As the forty-hour work week became standard, urban laborers joined company baseball teams. By 1927 there were hundreds of these baseball clubs in the United States, making it the most popular form of outdoor industrial recreation. Usually described as a morale-boosting activity, team sports were also intended to blunt labor unrest and head off potential strikes.
America's armed forces were the first workers to embrace baseball as recreation on a large scale. During and after the U.S. Civil War, they redefined the game from a gentleman's club sport to a working-class pastime. Military play during the Spanish–American War (1898) brought baseball to some newly won territories for the first time and cemented its popularity in others. During the two World Wars, hundreds of major league players served in the U.S. armed forces. More recently, baseball has been used by the military to build understanding between U.S. forces and local populations in war zones.
The YMCA shipped nearly 250,000 Napoleon Lajoie professional model bats to France for the recreational use of U.S. soldiers in World War I. Lajoie, a second baseman, had a batting average on par with Honus Wagner and Ty Cobb but is little remembered today.
After delivering food and supplies to Murmansk, Russia in 1943, several American merchant ships were stranded by a German blockade. Their crews turned a bat on the ship's lathe and fashioned a baseball from a Navy boot.
The American Field Service operated ambulances for British forces in the Burma and India theaters during World War II. The volunteer drivers played softball in their spare time.

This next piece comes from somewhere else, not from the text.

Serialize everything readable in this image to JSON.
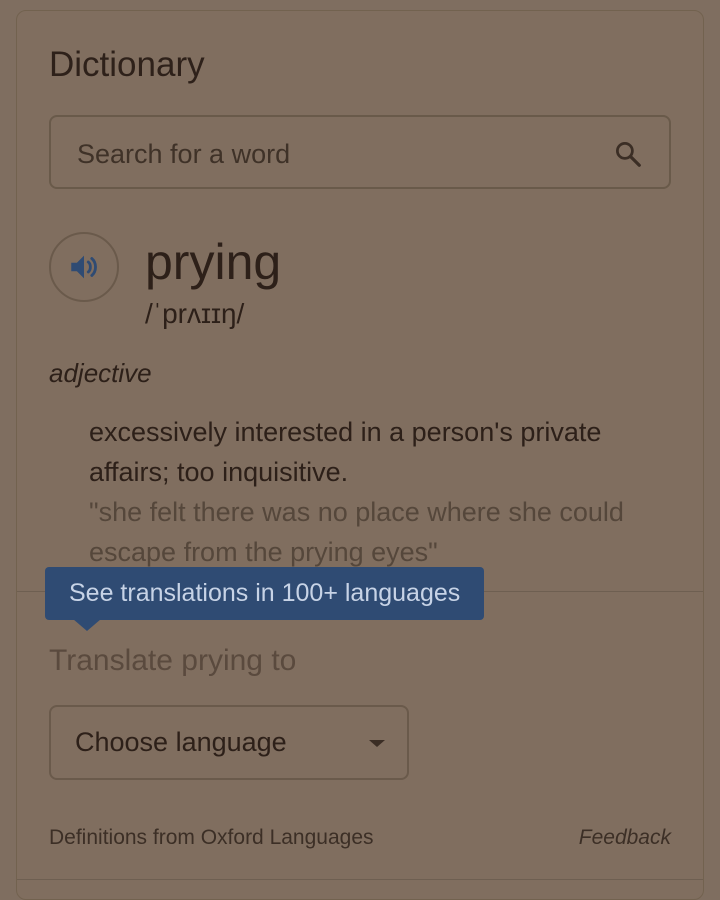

Military and diplomatic mail services maintain ties between overseas personnel and their home communities. Particularly during the four years of American involvement in World War II, each mail call during baseball season brought longed-for news of how the home team was faring. Servicemen also wrote long letters home describing games played in deserts, on aircraft carriers, and other exotic locales.